Stephen Port’s victims (L-R): Anthony Walgate, Gabriel Kovari, Daniel Whitworth and Jack Taylor. Credit: Met Police
The sister of a young man murdered by serial killer Stephen Port told an inquest her brother should “still be here” and that police dismissed evidence he had been murdered.
Donna Taylor, the sister of Jack Taylor, 25, who was Grindr killer Port’s final victim, has told an inquest she felt officers were dismissive of news reports she and her sister had found into previous bodies discovered in the graveyard Jack’s body was dumped in.
The bodies of two other victims, Gabriel Kovari and Daniel Whitworth, were both dumped in the exact spot where Mr Taylor was found.
The inquest was shown notes from Ms Taylor and her sister about previous stories in the Barking and Dagenham Post on the previous bodies found in the graveyard.
Ms Taylor said: “Could there be a connection? Is this something to do with Jack?
“We feel like we gave officers a major lead by connecting them to these articles.
“Instead of following up on them they dismissed us.
“We were told Daniel killed himself and Gabriel was homeless.”
She said they told the police they “did not want to be right” with their suspicions, the inquest heard.
“We couldn’t bear the thought that someone had hurt our Jack but please don’t dismiss us,” she said.
“He wouldn’t have walked in the dark on his own. He was petrified of the dark.”
She said she and her sister had had “suspicions” about their brother’s sexuality and that he never told them he was gay, but it would have made no difference to them.
The inquest heard that it wasn’t until the criminal trial which convicted Stephen Port that Ms Taylor realised “we had given them everything they needed to link the deaths”.
In a statement read to the jury, Ms Taylor said: “Their close-minded attitude meant that they were not even open to considering what we were telling them.
“It was painful for me to realise. My brother should still be here. He should still be at home with my mum and dad. My mum should not have had a breakdown.
“My dad should not have had to sit here and do the most horrific thing after losing his son.”
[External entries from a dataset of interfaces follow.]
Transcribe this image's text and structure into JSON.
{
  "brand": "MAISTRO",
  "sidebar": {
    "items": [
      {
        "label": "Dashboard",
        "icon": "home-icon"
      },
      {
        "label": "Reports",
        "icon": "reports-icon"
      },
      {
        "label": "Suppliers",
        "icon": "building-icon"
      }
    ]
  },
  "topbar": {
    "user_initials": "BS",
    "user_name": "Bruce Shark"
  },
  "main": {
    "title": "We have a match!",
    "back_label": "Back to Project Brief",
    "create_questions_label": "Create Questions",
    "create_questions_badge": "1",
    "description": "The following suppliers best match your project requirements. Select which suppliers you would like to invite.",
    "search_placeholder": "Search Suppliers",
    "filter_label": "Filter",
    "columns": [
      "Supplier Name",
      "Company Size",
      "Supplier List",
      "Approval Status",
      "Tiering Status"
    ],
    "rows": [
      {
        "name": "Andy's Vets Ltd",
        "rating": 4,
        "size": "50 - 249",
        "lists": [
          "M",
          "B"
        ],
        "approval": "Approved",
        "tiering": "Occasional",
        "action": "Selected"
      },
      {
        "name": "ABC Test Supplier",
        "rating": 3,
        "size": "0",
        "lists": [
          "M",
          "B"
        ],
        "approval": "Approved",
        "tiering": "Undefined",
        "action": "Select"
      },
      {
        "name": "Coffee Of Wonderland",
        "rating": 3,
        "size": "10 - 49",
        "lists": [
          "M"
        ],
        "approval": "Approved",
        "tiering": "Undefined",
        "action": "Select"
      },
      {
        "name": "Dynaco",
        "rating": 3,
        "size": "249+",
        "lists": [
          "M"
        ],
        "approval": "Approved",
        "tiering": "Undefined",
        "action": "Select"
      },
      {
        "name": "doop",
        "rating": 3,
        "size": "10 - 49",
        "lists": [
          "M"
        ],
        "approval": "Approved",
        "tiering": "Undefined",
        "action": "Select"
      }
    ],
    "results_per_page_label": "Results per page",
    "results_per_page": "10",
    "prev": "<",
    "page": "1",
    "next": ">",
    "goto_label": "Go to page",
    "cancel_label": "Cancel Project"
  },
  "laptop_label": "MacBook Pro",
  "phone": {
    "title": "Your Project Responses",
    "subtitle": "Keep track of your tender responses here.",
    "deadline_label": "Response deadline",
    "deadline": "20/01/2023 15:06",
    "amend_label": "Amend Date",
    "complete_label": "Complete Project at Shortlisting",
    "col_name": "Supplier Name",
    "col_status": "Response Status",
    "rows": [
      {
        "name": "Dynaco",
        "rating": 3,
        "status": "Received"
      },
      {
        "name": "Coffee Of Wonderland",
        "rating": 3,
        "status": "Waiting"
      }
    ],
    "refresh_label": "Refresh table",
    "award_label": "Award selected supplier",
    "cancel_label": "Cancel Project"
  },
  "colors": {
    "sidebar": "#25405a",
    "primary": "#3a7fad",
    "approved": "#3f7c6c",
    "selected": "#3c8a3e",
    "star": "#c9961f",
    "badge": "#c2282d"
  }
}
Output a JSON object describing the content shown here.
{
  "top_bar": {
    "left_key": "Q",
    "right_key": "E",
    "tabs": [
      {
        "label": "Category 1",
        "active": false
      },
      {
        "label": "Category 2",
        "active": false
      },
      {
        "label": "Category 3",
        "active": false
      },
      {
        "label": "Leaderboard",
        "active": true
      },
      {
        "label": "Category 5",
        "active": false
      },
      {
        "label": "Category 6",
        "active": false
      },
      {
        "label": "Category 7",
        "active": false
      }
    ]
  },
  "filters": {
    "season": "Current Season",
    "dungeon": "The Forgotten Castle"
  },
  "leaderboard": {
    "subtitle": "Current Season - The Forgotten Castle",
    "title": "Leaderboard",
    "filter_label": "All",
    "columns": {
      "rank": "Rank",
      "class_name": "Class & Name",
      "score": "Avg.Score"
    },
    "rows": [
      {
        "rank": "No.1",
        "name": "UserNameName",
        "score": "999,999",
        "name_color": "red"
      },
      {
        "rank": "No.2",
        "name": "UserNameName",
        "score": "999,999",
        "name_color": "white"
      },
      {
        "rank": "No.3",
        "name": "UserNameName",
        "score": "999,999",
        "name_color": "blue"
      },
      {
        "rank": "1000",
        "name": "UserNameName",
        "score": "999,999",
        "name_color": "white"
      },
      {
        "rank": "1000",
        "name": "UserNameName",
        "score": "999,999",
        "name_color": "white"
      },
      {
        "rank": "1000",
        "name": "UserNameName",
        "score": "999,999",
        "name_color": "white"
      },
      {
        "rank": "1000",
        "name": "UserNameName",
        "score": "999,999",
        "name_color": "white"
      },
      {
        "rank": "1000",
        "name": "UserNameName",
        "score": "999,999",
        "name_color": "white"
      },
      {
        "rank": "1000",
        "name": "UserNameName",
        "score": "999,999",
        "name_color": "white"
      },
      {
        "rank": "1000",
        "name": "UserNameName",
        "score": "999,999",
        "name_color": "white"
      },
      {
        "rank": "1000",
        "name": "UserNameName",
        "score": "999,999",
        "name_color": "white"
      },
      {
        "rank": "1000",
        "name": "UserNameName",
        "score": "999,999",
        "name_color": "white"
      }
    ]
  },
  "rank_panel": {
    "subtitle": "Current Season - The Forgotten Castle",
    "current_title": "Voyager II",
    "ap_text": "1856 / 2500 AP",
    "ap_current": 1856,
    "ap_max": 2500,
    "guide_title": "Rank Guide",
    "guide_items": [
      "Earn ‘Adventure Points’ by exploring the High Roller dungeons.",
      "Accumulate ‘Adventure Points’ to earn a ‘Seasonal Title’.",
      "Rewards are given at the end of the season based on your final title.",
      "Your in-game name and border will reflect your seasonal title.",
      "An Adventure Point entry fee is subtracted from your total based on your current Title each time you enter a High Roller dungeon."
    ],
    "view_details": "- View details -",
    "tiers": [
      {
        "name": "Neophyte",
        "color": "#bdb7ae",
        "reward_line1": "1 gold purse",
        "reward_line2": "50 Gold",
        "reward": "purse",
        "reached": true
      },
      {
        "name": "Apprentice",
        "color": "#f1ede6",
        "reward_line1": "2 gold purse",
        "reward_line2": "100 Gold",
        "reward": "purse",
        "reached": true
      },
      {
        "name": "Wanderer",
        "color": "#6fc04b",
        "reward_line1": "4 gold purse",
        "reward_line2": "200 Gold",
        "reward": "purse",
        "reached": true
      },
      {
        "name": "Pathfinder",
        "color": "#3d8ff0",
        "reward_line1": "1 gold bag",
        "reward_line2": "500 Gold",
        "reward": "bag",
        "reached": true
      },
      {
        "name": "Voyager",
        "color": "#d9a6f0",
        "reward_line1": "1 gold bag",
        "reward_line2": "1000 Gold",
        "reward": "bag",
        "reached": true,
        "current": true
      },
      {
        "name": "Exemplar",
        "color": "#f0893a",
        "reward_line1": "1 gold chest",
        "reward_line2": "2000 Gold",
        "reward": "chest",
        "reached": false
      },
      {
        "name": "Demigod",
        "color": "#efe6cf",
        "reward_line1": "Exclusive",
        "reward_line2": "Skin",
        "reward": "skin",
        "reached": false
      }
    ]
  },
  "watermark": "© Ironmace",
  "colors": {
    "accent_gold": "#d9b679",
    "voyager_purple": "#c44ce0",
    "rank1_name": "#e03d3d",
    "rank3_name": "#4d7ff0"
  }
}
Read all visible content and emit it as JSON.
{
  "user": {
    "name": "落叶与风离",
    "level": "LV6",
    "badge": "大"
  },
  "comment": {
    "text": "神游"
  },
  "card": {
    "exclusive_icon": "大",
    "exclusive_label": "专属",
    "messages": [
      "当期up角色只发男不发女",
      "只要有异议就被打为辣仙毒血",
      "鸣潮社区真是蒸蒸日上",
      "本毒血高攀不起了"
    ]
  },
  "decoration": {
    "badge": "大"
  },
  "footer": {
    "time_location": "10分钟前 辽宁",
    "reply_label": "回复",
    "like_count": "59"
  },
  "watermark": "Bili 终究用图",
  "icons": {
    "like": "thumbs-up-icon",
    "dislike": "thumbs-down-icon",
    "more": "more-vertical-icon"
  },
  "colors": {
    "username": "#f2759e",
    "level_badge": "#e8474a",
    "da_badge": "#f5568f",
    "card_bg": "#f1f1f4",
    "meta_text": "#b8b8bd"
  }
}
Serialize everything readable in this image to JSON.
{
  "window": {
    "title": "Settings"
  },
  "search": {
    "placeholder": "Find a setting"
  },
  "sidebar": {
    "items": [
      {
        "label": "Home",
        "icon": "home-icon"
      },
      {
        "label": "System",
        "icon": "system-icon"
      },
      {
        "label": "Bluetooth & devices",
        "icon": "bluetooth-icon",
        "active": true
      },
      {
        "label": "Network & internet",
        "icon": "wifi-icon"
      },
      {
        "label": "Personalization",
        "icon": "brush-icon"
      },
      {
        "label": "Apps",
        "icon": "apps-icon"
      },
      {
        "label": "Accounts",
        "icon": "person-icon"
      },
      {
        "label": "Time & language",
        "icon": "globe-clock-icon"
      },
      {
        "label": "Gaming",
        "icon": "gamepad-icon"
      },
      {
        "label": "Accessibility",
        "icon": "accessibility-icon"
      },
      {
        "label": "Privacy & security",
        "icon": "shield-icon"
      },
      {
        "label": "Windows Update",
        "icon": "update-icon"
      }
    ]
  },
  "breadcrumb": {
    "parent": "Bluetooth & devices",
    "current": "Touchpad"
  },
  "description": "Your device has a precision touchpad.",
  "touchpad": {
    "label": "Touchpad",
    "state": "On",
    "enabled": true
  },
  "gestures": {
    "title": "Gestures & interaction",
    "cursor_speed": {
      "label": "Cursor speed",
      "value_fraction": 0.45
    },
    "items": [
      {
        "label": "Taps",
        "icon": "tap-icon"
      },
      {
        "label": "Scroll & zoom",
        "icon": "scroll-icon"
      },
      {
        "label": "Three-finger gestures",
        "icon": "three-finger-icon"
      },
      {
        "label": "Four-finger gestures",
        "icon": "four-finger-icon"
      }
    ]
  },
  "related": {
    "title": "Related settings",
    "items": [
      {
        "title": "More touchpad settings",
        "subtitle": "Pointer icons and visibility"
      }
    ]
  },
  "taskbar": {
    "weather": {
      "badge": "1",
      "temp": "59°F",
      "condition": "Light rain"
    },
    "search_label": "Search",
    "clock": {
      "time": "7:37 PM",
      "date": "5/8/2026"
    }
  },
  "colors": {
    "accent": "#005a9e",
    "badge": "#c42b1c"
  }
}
Ms Taylor also said she was grateful to the officer who came and spoke to her family after they had had no contact from police in the days after Jack’s death.
“My brother was not an animal found on the street - he was a person,” she said.
“We never had a problem with particular officers.”
However Sgt Matt Laffan denied Donna’s evidence that she raised fears about the other bodies being found, after reading articles in the Barking and Dagenham Post.
Sgt Laffan said he met with Ms Taylor on September 25, but said: “I don’t recall it being brought to my attention at that point, no.”
He later added: “I don’t have a recollection of it being brought forward.”
The inquest was told Port found his victims on gay chat sites before drugging them with date rape drug GHB and dumping their bodies in the churchyard.
Port, now 46, was given a whole-life order in 2016 for the murders of Anthony Walgate, 23, Mr Kovari, 22, Daniel Whitworth, 21, and Mr Taylor, 25.
The inquest continues.